Dataset rows describing interfaces:
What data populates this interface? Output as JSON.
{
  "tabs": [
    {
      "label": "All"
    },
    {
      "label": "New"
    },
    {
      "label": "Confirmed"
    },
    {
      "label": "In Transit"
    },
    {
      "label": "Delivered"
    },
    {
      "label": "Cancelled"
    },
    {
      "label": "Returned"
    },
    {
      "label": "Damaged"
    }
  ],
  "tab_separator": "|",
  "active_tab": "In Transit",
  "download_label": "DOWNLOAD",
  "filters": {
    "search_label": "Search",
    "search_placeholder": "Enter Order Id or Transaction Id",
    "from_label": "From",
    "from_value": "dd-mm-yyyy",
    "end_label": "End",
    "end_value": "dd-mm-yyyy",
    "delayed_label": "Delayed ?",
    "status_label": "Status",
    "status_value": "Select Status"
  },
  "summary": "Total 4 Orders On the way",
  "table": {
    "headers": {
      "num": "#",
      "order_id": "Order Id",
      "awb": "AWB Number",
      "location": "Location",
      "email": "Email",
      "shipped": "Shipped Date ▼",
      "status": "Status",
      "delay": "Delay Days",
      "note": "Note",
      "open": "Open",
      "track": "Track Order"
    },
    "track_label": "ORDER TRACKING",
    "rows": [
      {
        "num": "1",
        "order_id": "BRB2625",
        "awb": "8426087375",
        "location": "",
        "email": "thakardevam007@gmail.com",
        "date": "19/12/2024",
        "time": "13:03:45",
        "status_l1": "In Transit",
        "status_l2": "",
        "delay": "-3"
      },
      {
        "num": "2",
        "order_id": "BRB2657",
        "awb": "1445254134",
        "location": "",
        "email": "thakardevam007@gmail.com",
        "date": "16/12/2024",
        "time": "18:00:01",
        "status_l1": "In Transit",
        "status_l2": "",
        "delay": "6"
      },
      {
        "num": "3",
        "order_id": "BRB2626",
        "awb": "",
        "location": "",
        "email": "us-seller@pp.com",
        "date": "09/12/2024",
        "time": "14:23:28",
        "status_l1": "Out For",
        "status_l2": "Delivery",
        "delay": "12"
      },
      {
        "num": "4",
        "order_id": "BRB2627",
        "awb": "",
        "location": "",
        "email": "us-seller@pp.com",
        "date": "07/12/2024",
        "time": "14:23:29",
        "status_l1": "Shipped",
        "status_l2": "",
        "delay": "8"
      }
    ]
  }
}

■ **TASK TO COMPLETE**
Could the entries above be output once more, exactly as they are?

■ **ANSWER SECTION**
What data populates this interface? Output as JSON.
{
  "tabs": [
    {
      "label": "All"
    },
    {
      "label": "New"
    },
    {
      "label": "Confirmed"
    },
    {
      "label": "In Transit"
    },
    {
      "label": "Delivered"
    },
    {
      "label": "Cancelled"
    },
    {
      "label": "Returned"
    },
    {
      "label": "Damaged"
    }
  ],
  "tab_separator": "|",
  "active_tab": "In Transit",
  "download_label": "DOWNLOAD",
  "filters": {
    "search_label": "Search",
    "search_placeholder": "Enter Order Id or Transaction Id",
    "from_label": "From",
    "from_value": "dd-mm-yyyy",
    "end_label": "End",
    "end_value": "dd-mm-yyyy",
    "delayed_label": "Delayed ?",
    "status_label": "Status",
    "status_value": "Select Status"
  },
  "summary": "Total 4 Orders On the way",
  "table": {
    "headers": {
      "num": "#",
      "order_id": "Order Id",
      "awb": "AWB Number",
      "location": "Location",
      "email": "Email",
      "shipped": "Shipped Date ▼",
      "status": "Status",
      "delay": "Delay Days",
      "note": "Note",
      "open": "Open",
      "track": "Track Order"
    },
    "track_label": "ORDER TRACKING",
    "rows": [
      {
        "num": "1",
        "order_id": "BRB2625",
        "awb": "8426087375",
        "location": "",
        "email": "thakardevam007@gmail.com",
        "date": "19/12/2024",
        "time": "13:03:45",
        "status_l1": "In Transit",
        "status_l2": "",
        "delay": "-3"
      },
      {
        "num": "2",
        "order_id": "BRB2657",
        "awb": "1445254134",
        "location": "",
        "email": "thakardevam007@gmail.com",
        "date": "16/12/2024",
        "time": "18:00:01",
        "status_l1": "In Transit",
        "status_l2": "",
        "delay": "6"
      },
      {
        "num": "3",
        "order_id": "BRB2626",
        "awb": "",
        "location": "",
        "email": "us-seller@pp.com",
        "date": "09/12/2024",
        "time": "14:23:28",
        "status_l1": "Out For",
        "status_l2": "Delivery",
        "delay": "12"
      },
      {
        "num": "4",
        "order_id": "BRB2627",
        "awb": "",
        "location": "",
        "email": "us-seller@pp.com",
        "date": "07/12/2024",
        "time": "14:23:29",
        "status_l1": "Shipped",
        "status_l2": "",
        "delay": "8"
      }
    ]
  }
}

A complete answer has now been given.